techUK on the Future of Data Governance for the UK
At the core of the paper entitled Trust, innovation, and global leadership: getting data governance right in the UK in 2021, is the idea that the UK must take action to position itself as a pioneer in developing an agile and living data protection system which supports innovation and promotes privacy.
Once able to embrace a greater synergy between privacy and innovation, the UK will be able to guide, steer, and influence the global debate about the direction of data governance in a way which protects the global digital economy and guards against the fragmentation of the internet.
To realise the full potential of advanced data-driven digital technologies and achieve the aims set out in the National Data Strategy, the UK must engage in a detailed conversation with industry to ensure that it’s data governance framework is fit for purpose for what comes next in an ever-changing world.
The discussion paper outlines key areas for action to help the UK position itself at the forefront of achieving a living data governance system underpinned by solid principles and objectives, including:
- Supporting and encouraging data driven innovation, by expanding the use of sandboxes and creating a Data Governance Forum between industry and government, civil society and the public to steer our approach to data.
- Increasing trust through a meaningful and proportionate approach to data protection, by rethinking the paper-work of privacy to ensure firms focus their efforts on meaningful steps to secure data rather than form filling; reviewing the legal bases for data processing to suit the modern economy; and reviewing the laws, such as the Cookies law, to assess whether they provide meaningful benefits for privacy or not.
- Becoming a leader in the global debate on data, by creating a globally-orientated data transfer framework and leveraging our alliances and trade agenda post-Brexit to support international schemes for trusted data sharing.
Commenting on the discussion paper, CEO Julian David said:
“techUK’s discussion paper on the future of data governance lays the groundwork for the direction the UK should take to become a pioneer in developing a world class data governance system which respects privacy, strikes the right balance between trust and innovation, and crucially continues to guide and support organisations to understand better the existing data protection requirements.”
“As the world emerges from the global pandemic and prepares for other challenges such as climate change, data governance will become more prominent in the discussions between world leaders.
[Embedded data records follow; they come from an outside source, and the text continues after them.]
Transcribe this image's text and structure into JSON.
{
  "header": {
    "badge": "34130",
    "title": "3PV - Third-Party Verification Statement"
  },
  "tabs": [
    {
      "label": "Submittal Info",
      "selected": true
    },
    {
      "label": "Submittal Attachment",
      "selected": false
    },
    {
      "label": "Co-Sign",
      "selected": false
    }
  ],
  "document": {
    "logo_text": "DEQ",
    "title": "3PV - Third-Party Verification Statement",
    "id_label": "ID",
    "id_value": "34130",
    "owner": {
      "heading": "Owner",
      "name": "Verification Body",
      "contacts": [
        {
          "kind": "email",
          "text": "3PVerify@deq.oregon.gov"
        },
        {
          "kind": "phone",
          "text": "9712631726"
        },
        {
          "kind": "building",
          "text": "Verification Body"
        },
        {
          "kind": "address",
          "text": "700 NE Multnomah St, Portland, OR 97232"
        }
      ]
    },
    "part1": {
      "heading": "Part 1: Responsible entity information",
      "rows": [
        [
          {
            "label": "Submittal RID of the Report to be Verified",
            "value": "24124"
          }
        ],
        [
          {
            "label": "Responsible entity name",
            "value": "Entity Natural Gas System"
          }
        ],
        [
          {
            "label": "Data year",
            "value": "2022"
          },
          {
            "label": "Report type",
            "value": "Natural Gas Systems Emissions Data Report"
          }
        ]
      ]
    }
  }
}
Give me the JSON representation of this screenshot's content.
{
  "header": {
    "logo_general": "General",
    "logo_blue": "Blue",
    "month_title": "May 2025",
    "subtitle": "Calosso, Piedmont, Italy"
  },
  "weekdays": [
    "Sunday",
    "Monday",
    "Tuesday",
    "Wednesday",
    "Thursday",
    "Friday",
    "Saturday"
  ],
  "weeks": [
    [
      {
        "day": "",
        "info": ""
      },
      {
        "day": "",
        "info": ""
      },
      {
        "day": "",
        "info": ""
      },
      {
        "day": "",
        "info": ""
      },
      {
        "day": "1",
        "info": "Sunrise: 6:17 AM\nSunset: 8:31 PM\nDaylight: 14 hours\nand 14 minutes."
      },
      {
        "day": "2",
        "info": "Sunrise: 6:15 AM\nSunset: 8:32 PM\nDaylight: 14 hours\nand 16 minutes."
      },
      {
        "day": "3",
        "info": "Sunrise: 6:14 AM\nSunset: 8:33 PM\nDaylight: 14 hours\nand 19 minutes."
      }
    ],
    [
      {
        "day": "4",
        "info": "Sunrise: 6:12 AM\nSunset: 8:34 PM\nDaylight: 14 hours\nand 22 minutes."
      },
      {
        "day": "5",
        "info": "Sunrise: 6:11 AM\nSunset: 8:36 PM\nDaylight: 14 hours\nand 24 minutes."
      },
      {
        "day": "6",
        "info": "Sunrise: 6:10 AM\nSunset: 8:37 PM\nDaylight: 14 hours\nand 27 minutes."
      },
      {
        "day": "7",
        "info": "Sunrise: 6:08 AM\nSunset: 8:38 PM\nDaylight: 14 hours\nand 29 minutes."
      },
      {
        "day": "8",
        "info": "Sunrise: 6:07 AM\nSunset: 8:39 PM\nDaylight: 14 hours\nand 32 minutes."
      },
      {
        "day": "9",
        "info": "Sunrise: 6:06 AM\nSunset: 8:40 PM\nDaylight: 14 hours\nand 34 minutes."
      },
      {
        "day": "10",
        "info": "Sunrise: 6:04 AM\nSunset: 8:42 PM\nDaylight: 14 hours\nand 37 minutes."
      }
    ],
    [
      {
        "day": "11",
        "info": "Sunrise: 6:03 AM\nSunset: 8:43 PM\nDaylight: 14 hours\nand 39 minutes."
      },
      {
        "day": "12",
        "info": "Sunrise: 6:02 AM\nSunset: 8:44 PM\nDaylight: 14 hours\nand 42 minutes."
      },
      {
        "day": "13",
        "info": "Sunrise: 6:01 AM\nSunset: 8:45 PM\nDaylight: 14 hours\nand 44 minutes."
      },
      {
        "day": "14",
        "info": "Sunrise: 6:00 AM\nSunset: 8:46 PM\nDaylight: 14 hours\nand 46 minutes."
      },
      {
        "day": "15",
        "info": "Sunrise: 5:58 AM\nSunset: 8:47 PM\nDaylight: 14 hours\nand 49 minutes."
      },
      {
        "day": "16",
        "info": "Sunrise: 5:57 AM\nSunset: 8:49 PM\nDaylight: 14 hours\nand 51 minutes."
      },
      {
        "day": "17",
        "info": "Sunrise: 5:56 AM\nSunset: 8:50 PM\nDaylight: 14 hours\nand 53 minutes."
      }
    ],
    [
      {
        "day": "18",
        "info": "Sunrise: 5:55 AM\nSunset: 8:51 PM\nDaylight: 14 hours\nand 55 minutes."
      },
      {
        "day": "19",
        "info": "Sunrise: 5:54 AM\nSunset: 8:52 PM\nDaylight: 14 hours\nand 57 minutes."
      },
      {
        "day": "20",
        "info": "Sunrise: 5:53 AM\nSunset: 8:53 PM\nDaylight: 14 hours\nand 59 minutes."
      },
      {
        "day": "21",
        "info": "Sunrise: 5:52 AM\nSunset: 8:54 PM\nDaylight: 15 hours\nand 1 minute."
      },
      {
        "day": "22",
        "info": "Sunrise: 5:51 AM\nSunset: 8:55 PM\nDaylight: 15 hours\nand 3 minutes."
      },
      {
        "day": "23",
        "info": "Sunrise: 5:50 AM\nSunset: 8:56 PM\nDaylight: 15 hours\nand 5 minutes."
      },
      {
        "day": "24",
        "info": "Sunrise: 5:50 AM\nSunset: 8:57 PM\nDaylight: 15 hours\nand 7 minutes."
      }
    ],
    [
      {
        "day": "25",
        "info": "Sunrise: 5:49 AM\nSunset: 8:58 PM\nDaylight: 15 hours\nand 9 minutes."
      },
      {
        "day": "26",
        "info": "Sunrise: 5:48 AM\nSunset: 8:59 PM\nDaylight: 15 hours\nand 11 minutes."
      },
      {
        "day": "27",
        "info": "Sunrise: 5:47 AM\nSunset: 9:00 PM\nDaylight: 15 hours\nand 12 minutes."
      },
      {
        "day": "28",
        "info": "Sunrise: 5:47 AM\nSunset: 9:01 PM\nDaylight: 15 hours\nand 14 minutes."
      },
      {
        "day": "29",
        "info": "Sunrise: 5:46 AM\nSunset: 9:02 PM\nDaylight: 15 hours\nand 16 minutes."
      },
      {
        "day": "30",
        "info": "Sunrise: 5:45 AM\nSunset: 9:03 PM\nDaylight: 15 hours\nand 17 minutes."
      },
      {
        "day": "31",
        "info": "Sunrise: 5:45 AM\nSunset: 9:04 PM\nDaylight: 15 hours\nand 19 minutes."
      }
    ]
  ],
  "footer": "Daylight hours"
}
With the UK preparing to host the G7 and COP26 this year, there has never been a more important time to position the UK as a leader in this global debate on data."
Minister for Media and Data John Whittingdale said:
"We're committed to unlocking the huge potential of data to improve lives while maintaining our high governance standards. I welcome techUK's contribution to the important debate on how best to achieve this.
Through our National Data Strategy we are working closely with industry and civil society groups as we lead the way on the innovative, efficient and responsible use of data for the public good."
The full discussion paper can be accessed here.
Alessandra is techUK’s Policy Manager for Data. She leads techUK’s working groups on Data Protection and Open Data and supports members on key issues such as the UK’s National Data Strategy.
Prior to working for techUK, Alessandra was a Consultant for a Public Policy firm based in London where she helped international technology companies navigate the risks and opportunities of digital policy. Alessandra has experience working for the European Asylum Support Office, the Malta High Commission in London during Malta’s first rotating presidency of the Council of the EU, and the European Parliament Information Office in Valletta. She holds an MSc in Public Policy and a B.A in European Studies.
As Head of Policy Neil leads techUK's domestic policy development. He regularly engages with UK and Devolved Government Ministers, senior civil servants and Members of the UK’s Parliaments with the aim of supporting government and industry to work together to make the UK the best place to start, scale and develop technology companies.
Neil joined techUK in 2019 to lead on techUK’s engagement in the UK-EU Brexit trade deal negotiations, as well as leading on economic policy.
He has a background in the UK Parliament and in social research. Neil holds a masters degree in Comparative Public Policy from the University of Edinburgh and an undergraduate degree in International Politics from City, University of London.
Sue leads techUK's Technology and Innovation work.
This includes work programmes on cloud, data protection, data analytics, AI, Digital Identity and Internet of Things as well as emerging and transformative technologies and innovation policy. She has been recognised as one of the most influential women in UK tech by Computer Weekly and as a key influencer in driving forward the Big Data agenda in the UK Big Data 100. Sue has also been shortlisted for the Milton Keynes Women Leaders Awards and was a judge for the Loebner Prize in AI. In addition to being a regular industry speaker on issues including AI ethics, data protection and cyber security, Sue was recently a judge for the UK Tech 50 and is a regular judge of the annual UK Cloud Awards.
Prior to joining techUK in January 2015 Sue was responsible for Symantec's Government Relations in the UK and Ireland. She has spoken at events including the UK-China Internet Forum in Beijing, UN IGF and European RSA on issues ranging from data usage and privacy, cloud computing and online child safety. Before joining Symantec, Sue was senior policy advisor at the Confederation of British Industry (CBI). Sue has an BA degree on History and American Studies from Leeds University and a Masters Degree on International Relations and Diplomacy from the University of Birmingham. Sue is a keen sportswoman and in 2016 achieved a lifelong ambition to swim the English Channel.